■ **YOUR ASSIGNMENT**:
Report the count of lines with "title" in the data below, and no other words.

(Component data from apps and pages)
——————————

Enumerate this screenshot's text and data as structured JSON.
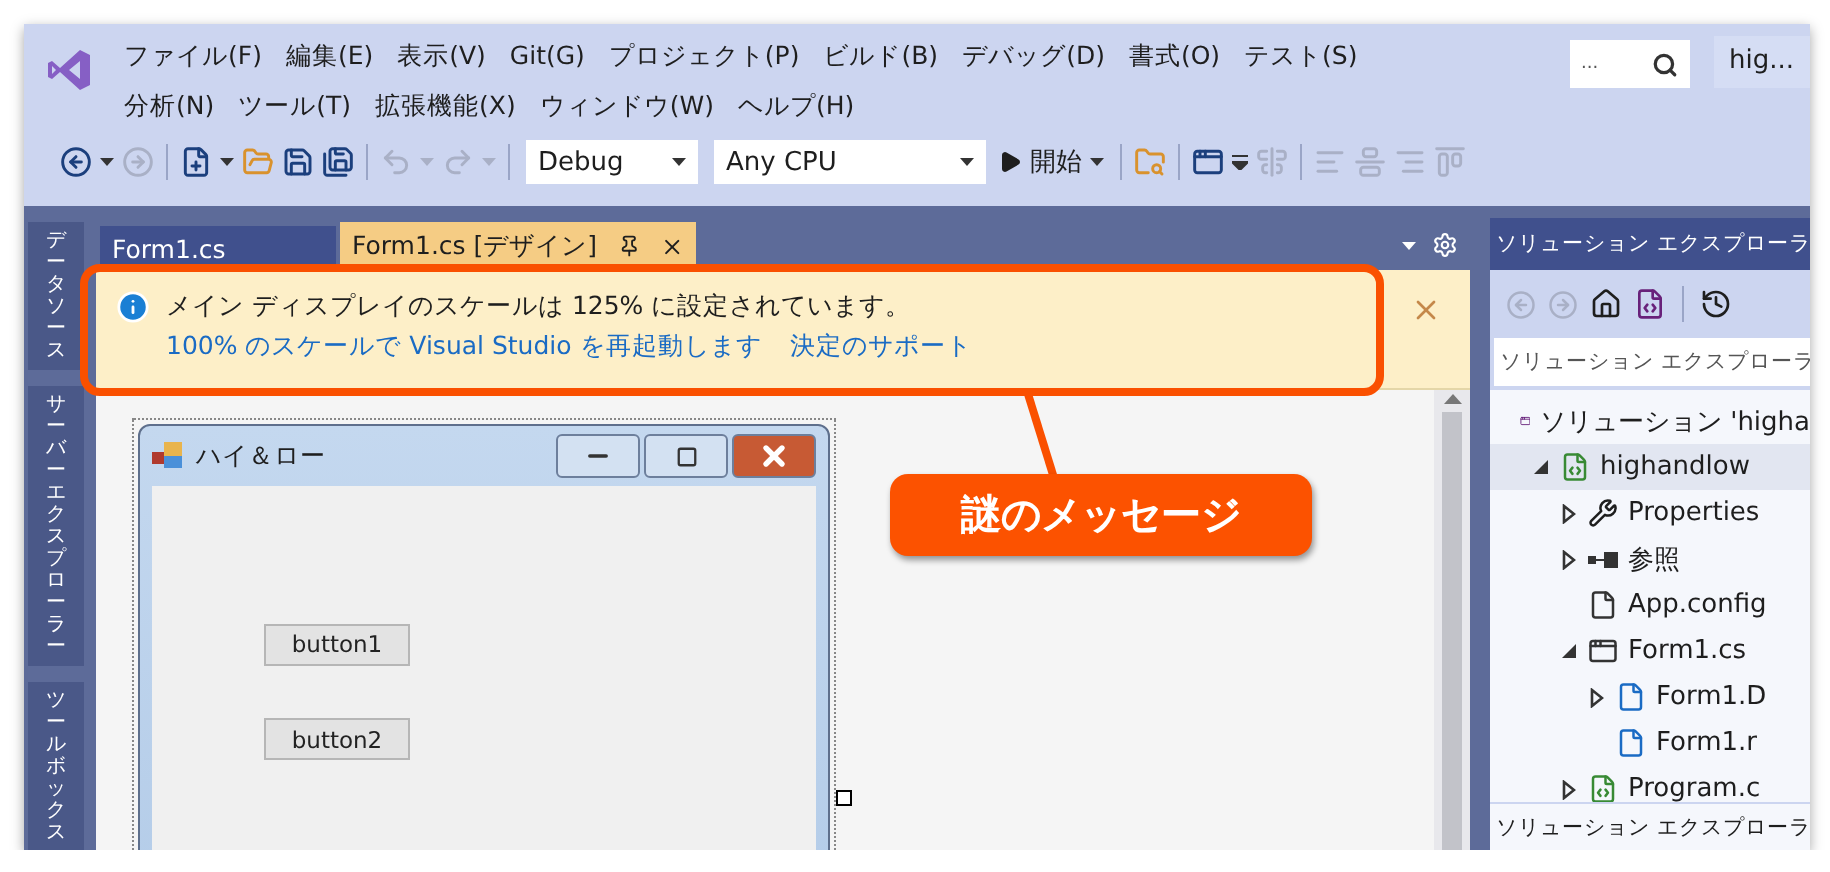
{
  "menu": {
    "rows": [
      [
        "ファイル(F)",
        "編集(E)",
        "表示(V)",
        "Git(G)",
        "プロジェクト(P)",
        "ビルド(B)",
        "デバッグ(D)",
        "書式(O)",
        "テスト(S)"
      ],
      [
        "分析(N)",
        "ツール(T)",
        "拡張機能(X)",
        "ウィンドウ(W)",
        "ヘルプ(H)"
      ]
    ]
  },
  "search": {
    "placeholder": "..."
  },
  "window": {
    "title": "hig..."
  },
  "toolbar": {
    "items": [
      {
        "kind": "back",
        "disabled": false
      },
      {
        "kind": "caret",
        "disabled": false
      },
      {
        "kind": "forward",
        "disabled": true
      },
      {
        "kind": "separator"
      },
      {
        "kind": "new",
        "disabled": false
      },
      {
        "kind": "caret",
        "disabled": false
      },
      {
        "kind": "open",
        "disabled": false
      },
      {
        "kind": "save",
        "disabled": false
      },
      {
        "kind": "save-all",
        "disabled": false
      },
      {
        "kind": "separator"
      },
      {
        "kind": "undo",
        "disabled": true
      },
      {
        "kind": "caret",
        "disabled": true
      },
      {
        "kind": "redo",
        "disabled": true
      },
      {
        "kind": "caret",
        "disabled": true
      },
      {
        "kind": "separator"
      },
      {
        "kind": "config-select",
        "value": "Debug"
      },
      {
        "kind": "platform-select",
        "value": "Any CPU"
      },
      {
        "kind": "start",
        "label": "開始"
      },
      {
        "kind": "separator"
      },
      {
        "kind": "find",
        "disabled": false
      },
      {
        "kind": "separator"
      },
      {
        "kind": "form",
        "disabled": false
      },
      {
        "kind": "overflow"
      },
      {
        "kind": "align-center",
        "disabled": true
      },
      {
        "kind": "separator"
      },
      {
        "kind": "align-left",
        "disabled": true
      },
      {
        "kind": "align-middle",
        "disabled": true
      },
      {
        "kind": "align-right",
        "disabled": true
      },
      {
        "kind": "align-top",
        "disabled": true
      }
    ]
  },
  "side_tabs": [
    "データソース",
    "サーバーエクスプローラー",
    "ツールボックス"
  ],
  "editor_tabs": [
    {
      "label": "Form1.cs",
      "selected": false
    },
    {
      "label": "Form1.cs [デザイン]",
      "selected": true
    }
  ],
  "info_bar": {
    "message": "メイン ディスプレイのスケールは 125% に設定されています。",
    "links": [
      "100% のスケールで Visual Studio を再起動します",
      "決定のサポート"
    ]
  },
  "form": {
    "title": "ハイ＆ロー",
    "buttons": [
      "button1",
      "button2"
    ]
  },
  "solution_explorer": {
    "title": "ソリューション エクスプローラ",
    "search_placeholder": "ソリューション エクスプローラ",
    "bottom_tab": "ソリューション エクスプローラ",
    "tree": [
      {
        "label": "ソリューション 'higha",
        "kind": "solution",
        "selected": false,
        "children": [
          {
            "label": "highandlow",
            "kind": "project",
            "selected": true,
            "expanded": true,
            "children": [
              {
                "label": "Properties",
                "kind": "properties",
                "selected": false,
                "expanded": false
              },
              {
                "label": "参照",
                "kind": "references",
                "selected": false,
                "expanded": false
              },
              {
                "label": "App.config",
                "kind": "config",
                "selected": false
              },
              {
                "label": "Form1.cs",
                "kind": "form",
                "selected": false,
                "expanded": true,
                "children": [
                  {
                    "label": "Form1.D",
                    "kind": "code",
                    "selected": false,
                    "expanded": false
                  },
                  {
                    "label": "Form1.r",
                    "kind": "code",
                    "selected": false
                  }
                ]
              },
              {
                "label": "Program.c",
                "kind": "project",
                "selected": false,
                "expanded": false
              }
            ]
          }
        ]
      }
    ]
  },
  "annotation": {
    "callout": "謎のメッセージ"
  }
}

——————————

■ **WRITTEN RESPONSE**:
3